Health is not a green smoothie, a slim body or being super fit.
We cannot assess a person’s health based only on how they look or what they eat.
So what is health or being healthy?
Health is a continuum, not something you achieve and then have forever, it is not a destination you reach.
Your health encompasses your physiology, your psychology, your emotional state and your social connection to other humans. Each of these are influenced by access to basic human needs such as food, water, rest, shelter, clothing, safety and social connection.
Health can, and does, look very different for different people. While some people experience a good amount of health throughout their life, there are others who endure a lifelong struggle with certain aspects of their health.
- You can have a chronic disease such as diabetes and enjoy health
- You can have a physical disability or a mental health issue and have health
- You can be in a large body, medium size body or small body and have health
- You can eat all food, including chips, chocolate and ice-cream and have health
The “perfect” diet, losing weight or being super fit are not a guarantee against poor health, or a guarantee for achieving lifelong health. You can be doing all these and still suffer poor physical, mental, social or emotional health.
Equally, you can have what looks on paper to be a less than nutritionally sound diet and experience really good physical, mental, social and emotional health.
I’m not saying green smoothies, a slim body or being super fit are not healthy – if you enjoy these things and they add to your quality of life, then go for it – I’m just wanting to make the point they are not necessary to experience health and in some people the pursuit of the “perfect” diet, weight loss or a high level of fitness can actually cause health problems. Clinically, I have seen many people suffer physical, mental and emotional problems through these pursuits. If you have ever felt worse about yourself or found your eating becoming more disordered after a period of dieting, intense exercise or weight loss (or gain), then you have an idea of what I mean.

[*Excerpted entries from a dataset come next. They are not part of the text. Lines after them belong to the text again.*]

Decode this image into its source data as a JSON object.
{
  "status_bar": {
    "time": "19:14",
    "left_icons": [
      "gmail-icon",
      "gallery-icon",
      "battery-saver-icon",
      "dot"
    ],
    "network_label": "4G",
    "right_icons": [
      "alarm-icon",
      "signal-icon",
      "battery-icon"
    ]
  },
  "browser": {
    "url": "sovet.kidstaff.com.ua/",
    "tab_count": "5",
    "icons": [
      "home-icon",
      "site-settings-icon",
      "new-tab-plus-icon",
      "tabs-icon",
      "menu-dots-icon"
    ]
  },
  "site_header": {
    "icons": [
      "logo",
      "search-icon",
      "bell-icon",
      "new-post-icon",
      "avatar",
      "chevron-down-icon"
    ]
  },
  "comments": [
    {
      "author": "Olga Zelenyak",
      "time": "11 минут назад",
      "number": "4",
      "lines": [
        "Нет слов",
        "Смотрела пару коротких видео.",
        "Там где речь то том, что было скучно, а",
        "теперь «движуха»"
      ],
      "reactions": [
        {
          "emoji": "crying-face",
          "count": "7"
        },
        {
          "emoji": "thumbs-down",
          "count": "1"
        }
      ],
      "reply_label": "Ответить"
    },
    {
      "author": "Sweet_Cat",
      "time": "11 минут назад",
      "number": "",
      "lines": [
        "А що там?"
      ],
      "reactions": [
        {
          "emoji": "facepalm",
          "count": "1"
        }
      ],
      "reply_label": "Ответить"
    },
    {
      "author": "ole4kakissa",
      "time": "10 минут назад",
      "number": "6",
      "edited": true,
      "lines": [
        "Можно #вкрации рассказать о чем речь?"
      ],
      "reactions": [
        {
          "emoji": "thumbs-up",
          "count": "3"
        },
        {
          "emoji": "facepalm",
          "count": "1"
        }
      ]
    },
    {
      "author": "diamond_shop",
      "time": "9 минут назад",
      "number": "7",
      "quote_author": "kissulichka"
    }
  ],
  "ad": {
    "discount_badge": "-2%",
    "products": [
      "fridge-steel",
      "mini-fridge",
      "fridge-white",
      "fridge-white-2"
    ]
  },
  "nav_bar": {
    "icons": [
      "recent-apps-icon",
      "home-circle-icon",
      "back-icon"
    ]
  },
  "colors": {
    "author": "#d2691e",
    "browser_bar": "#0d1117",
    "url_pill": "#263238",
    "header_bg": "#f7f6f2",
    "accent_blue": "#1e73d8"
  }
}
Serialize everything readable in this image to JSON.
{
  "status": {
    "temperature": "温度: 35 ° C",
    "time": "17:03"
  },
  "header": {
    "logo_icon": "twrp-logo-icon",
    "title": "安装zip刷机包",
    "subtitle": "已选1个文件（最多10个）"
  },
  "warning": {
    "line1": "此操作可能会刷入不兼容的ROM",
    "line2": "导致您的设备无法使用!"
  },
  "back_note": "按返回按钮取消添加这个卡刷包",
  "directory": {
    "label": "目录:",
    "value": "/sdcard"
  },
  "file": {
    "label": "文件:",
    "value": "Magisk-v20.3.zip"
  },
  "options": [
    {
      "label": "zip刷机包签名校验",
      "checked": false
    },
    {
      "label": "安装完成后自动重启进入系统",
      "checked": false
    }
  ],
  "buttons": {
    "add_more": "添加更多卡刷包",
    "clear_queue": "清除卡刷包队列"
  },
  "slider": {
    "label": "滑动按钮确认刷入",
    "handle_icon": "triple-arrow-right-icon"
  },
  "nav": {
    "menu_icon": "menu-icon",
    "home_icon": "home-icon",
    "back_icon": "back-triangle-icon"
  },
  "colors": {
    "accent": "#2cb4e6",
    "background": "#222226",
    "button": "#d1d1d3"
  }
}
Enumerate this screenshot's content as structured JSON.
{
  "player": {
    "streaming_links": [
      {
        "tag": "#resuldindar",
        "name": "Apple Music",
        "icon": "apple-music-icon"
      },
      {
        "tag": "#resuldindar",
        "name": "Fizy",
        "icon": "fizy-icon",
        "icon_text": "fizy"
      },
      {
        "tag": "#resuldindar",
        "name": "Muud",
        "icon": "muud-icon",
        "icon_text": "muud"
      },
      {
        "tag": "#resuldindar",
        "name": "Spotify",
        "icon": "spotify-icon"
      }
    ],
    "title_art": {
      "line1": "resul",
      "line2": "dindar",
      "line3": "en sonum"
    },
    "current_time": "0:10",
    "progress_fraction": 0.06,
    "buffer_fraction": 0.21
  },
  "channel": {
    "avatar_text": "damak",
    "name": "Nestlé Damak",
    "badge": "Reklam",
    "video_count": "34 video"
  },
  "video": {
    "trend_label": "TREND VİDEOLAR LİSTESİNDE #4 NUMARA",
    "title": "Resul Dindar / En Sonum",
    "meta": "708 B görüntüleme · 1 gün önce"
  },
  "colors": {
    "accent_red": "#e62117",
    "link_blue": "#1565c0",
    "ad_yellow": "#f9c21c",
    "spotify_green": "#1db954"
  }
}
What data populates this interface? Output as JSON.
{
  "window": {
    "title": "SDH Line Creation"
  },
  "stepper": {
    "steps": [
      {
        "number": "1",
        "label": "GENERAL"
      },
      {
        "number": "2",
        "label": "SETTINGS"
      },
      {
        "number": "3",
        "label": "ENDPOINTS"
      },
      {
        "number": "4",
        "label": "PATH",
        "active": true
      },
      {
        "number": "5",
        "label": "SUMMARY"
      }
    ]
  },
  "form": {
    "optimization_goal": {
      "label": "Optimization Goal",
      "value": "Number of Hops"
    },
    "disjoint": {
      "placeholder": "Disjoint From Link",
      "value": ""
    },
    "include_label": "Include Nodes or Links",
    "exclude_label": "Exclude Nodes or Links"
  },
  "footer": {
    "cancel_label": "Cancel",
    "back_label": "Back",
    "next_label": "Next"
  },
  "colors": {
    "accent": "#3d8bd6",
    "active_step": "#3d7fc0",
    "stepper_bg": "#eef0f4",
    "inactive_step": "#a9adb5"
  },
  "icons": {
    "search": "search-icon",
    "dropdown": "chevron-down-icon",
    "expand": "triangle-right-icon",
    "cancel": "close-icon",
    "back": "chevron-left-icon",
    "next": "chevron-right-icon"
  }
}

We must stop oversimplifying health to be about the physical or appearance. We must stop doing this, because for many, the pursuit of physical health sold to us via social media and our culture at large, not only serves to erode many people’s health, but is actually unattainable for most people due to the many key non-physical health determinants.